# Aim of the task
Search the entries below for the word "你们很难加的" and copy each line that has it.
/---
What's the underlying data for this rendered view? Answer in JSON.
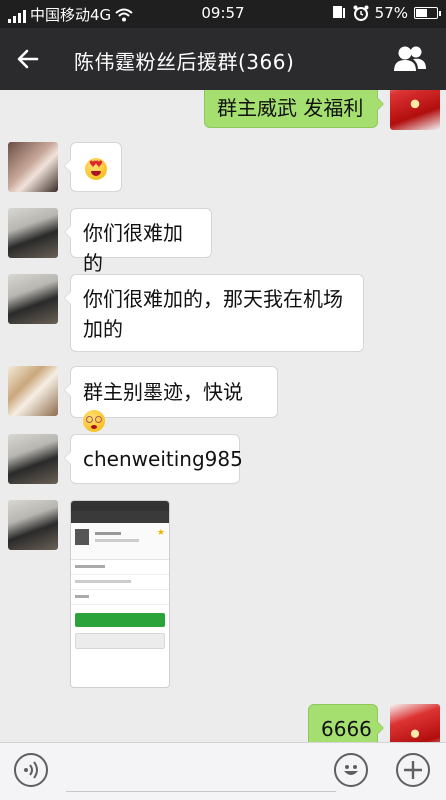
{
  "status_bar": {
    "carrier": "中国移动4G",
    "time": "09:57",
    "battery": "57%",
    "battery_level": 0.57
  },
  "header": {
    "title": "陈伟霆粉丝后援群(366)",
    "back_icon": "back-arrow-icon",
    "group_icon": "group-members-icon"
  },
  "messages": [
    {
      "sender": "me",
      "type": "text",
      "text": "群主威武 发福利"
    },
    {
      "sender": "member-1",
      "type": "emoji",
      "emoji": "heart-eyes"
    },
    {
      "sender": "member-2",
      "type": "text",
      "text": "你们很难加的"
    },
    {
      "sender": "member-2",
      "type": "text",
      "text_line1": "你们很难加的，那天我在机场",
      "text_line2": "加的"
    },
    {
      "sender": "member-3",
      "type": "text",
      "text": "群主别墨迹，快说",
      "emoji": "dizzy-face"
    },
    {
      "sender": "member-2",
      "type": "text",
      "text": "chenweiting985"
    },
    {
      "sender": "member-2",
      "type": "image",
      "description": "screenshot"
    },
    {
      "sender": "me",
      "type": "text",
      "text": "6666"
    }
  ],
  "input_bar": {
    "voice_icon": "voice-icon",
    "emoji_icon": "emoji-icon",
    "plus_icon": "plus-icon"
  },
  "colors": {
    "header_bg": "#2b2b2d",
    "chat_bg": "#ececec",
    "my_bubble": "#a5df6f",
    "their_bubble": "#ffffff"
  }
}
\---
# Expected output
      "text": "你们很难加的"
      "text_line1": "你们很难加的，那天我在机场",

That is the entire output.